An Update from Maliau Basin

2nd April 2015

Like being flung around a bouncy castle made of metal, the 4x4s safely delivered us Alpha 3 to Maliau Basin, where we stayed for nearly three weeks. How far we’d come after one phase; the sight of the octagonal pagoda with a square kitchen complete with mesh metal and windows and robust toilet blocks was heavenly. We couldn’t forget our beloved tasks though! Before even unpacking our bags we were mopping the floors and wiping the surfaces. I had the pleasure of unsticking clumps of stubborn insect carcasses from the toilet walls with some trusty bleach. Boxes were unpacked and the lists were instantly drawn up. We were now more efficient than the armies of ants that insisted on trying to eat all our snacks. The first night was spent playing games around the table after dinner and chatting before crawling mercifully into our bashes to sleep.


It took a day or two to glance up from our schedule long enough to really appreciate the environment we were in. Only in the last three days at Belian Camp, our home whilst building the trail, did I notice the macaques watching over our camp from some trees nearby, quaintly tall and sparse. This became only more real when we started work on the trail through the forest to give access for scientist and visitors. Every now and then you had to gaze up while wheel barrowing gravel or laying a bridge and look among the trees: it was hard to keep hold of that feeling of wonder for long.

Like true jungle explorers we set off one night to spot wildlife down the trail, valiantly stumbling over roots or sliding over loose earth. Mouse deer wandered past and for a moment we all stood in awe. And then they were gone. We soon settled into a routine.
After having your foot rigorously shaken from the end of your basha by that day’s day leader, you’d wait till as close to 7am as you dared before climbing out for a prompt breakfast. Porridge came drowned with each person’s desired weapon of choice for giving it flavour. It was then a smooth rush to be ready, strapping up your boots, before 8am to start work. We’d clomp down to the trail, thankful for the shade the canopy would provide later in the day. It was surprisingly cool in the forest compared to the overbearing sun around the camp. Breaks came every two hours for our saviours: ice gems. The work was demanding but the group kept it jovial and there was a certain pleasure to be had in doing the manual work, hoping you’d come back looking like a Spartan Soldier.
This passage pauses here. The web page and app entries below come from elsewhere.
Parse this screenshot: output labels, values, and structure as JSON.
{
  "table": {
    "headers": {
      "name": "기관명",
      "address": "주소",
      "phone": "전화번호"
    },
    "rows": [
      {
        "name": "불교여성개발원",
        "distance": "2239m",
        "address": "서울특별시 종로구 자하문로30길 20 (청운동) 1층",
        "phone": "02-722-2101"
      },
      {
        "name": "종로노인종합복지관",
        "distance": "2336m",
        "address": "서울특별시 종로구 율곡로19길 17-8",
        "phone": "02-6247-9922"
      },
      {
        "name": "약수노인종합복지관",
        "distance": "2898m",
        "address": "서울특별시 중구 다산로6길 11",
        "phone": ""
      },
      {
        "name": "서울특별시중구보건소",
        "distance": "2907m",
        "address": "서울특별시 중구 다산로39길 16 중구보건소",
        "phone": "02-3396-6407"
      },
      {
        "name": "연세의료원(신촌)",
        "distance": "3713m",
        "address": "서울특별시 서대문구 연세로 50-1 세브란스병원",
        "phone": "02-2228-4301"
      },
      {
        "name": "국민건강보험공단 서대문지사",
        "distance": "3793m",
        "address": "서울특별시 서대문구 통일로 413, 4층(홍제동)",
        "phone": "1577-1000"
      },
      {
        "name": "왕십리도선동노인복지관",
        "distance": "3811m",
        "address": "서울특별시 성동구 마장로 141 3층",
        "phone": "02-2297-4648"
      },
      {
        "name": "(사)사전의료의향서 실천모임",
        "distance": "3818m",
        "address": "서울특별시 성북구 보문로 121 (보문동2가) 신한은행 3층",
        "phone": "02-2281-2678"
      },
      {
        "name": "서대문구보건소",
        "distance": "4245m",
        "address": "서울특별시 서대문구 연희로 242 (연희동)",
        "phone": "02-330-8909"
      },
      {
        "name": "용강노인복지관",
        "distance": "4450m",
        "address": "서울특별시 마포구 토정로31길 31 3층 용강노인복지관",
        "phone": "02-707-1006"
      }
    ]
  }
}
Working early meant we did enough each day to finish and go straight for lunch. In the afternoons we could play volleyball, football or try our hand at takraw with the rangers and their families (they could run you ragged), or look around the library at the Maliau Basin Study Centre. Just down the path we were working on was an incredible swimming spot: duck under a branch or two off the right hand side and up opened a small beach area, the huge red-tinged river stretching in each direction to mash dash fields of rocks. It was feasibly the set to a King Kong sequel, with the trees bordering the calm water in great contrast.

Some evenings we could turn out all the lights and just stare upwards: Orion’s Belt was always there, vivid in the sky, with stars and more in every direction.
Little things stick out in my memory from my time here: wheel barrowing gravel past a trail of spidery ants a couple of inches across stretching straight up a tree taller than you could see. I remember the time Leo informed us after dinner with pure conviction that he was doing the chocolate challenge so wouldn’t be eating any this phase: ‘but you were just eating Oreos weren’t you……..?’

‘Yes’

I remember being told after dinner one night that in an emergency I would be the first one eaten. Then again there were times that tested you. On the walk back from the Observation Tower one morning I took my shirt off and after an hour or so in the blearing sun I would then endure three nights of waking up thinking my shoulders were made of burning plaster. There was the time pests managed to eat some of our food, or when only five of us could make it to work one day. But these moments were just as, if not more, important in making this phase what it was than the times spent gaily running each other round in wheelbarrows or the time I used a rain poncho and a stick to dress up like Hagrid.
And of course part of the relevance of us coming to Maliau was the stuff we’d learn about conservation that we’d take with us to future endeavours. A lovely lady named Terry and her associate Walter, from Finland and Peru respectively, showed us through her plots one afternoon looking at the ability of logged forests to store carbon. Later we met a guy named Mike who gave us a presentation on his work looking at the ability of logged areas to regenerate. It was a whole new experience to be able to see the forest and then the analysis of it in front of you, and put the two together.
And after all the difficulties we had with people’s health, we are still attempting to head to Maliau Falls to end this phase, a three day trek into primary rainforest.